- Task directions
All entries are to be copied verbatim, while the pictures stay out.

Website and app data records
*-*-*
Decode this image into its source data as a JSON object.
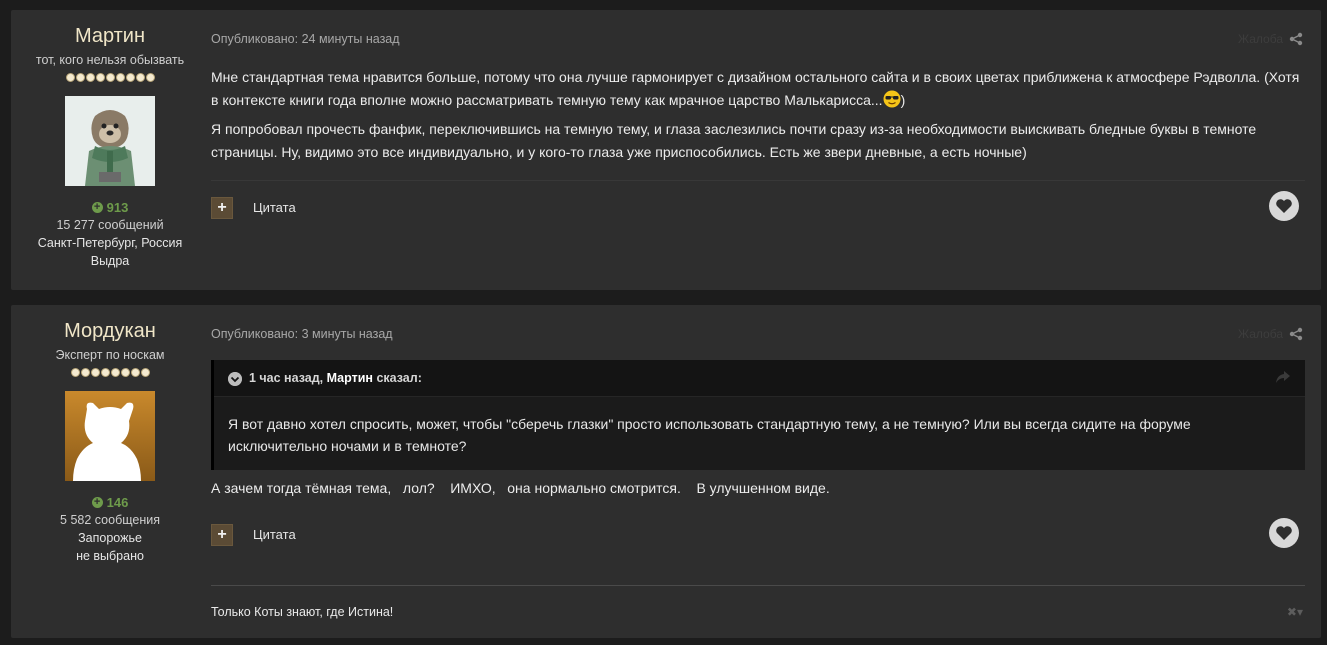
{
  "posts": [
    {
      "author": {
        "name": "Мартин",
        "title": "тот, кого нельзя обызвать",
        "pips": 9,
        "reputation": "913",
        "posts_count": "15 277 сообщений",
        "location": "Санкт-Петербург, Россия",
        "extra": "Выдра"
      },
      "posted": "Опубликовано: 24 минуты назад",
      "report": "Жалоба",
      "paragraphs": [
        "Мне стандартная тема нравится больше, потому что она лучше гармонирует с дизайном остального сайта и в своих цветах приближена к атмосфере Рэдволла. (Хотя в контексте книги года вполне можно рассматривать темную тему как мрачное царство Малькарисса...",
        "Я попробовал прочесть фанфик, переключившись на темную тему, и глаза заслезились почти сразу из-за необходимости выискивать бледные буквы в темноте страницы. Ну, видимо это все индивидуально, и у кого-то глаза уже приспособились. Есть же звери дневные, а есть ночные)"
      ],
      "p1_tail": ")",
      "quote_label": "Цитата"
    },
    {
      "author": {
        "name": "Мордукан",
        "title": "Эксперт по носкам",
        "pips": 8,
        "reputation": "146",
        "posts_count": "5 582 сообщения",
        "location": "Запорожье",
        "extra": "не выбрано"
      },
      "posted": "Опубликовано: 3 минуты назад",
      "report": "Жалоба",
      "quote": {
        "time": "1 час назад, ",
        "who": "Мартин",
        "said": " сказал:",
        "text": "Я вот давно хотел спросить, может, чтобы \"сберечь глазки\" просто использовать стандартную тему, а не темную? Или вы всегда сидите на форуме исключительно ночами и в темноте?"
      },
      "reply": "А зачем тогда тёмная тема,   лол?    ИМХО,   она нормально смотрится.    В улучшенном виде.",
      "quote_label": "Цитата",
      "signature": "Только Коты знают, где Истина!"
    }
  ],
  "colors": {
    "background": "#1c1c1c",
    "panel": "#2e2e2e",
    "author_name": "#f0e6c8",
    "reputation": "#6e9b4b",
    "plus_button": "#5b4b35"
  },
  "icons": {
    "share": "share-icon",
    "heart": "heart-icon",
    "plus": "plus-icon",
    "chevron": "chevron-down-icon",
    "forward": "forward-icon",
    "emoji": "sunglasses-emoji-icon"
  }
}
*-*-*
- Written reply
Decode this image into its source data as a JSON object.
{
  "posts": [
    {
      "author": {
        "name": "Мартин",
        "title": "тот, кого нельзя обызвать",
        "pips": 9,
        "reputation": "913",
        "posts_count": "15 277 сообщений",
        "location": "Санкт-Петербург, Россия",
        "extra": "Выдра"
      },
      "posted": "Опубликовано: 24 минуты назад",
      "report": "Жалоба",
      "paragraphs": [
        "Мне стандартная тема нравится больше, потому что она лучше гармонирует с дизайном остального сайта и в своих цветах приближена к атмосфере Рэдволла. (Хотя в контексте книги года вполне можно рассматривать темную тему как мрачное царство Малькарисса...",
        "Я попробовал прочесть фанфик, переключившись на темную тему, и глаза заслезились почти сразу из-за необходимости выискивать бледные буквы в темноте страницы. Ну, видимо это все индивидуально, и у кого-то глаза уже приспособились. Есть же звери дневные, а есть ночные)"
      ],
      "p1_tail": ")",
      "quote_label": "Цитата"
    },
    {
      "author": {
        "name": "Мордукан",
        "title": "Эксперт по носкам",
        "pips": 8,
        "reputation": "146",
        "posts_count": "5 582 сообщения",
        "location": "Запорожье",
        "extra": "не выбрано"
      },
      "posted": "Опубликовано: 3 минуты назад",
      "report": "Жалоба",
      "quote": {
        "time": "1 час назад, ",
        "who": "Мартин",
        "said": " сказал:",
        "text": "Я вот давно хотел спросить, может, чтобы \"сберечь глазки\" просто использовать стандартную тему, а не темную? Или вы всегда сидите на форуме исключительно ночами и в темноте?"
      },
      "reply": "А зачем тогда тёмная тема,   лол?    ИМХО,   она нормально смотрится.    В улучшенном виде.",
      "quote_label": "Цитата",
      "signature": "Только Коты знают, где Истина!"
    }
  ],
  "colors": {
    "background": "#1c1c1c",
    "panel": "#2e2e2e",
    "author_name": "#f0e6c8",
    "reputation": "#6e9b4b",
    "plus_button": "#5b4b35"
  },
  "icons": {
    "share": "share-icon",
    "heart": "heart-icon",
    "plus": "plus-icon",
    "chevron": "chevron-down-icon",
    "forward": "forward-icon",
    "emoji": "sunglasses-emoji-icon"
  }
}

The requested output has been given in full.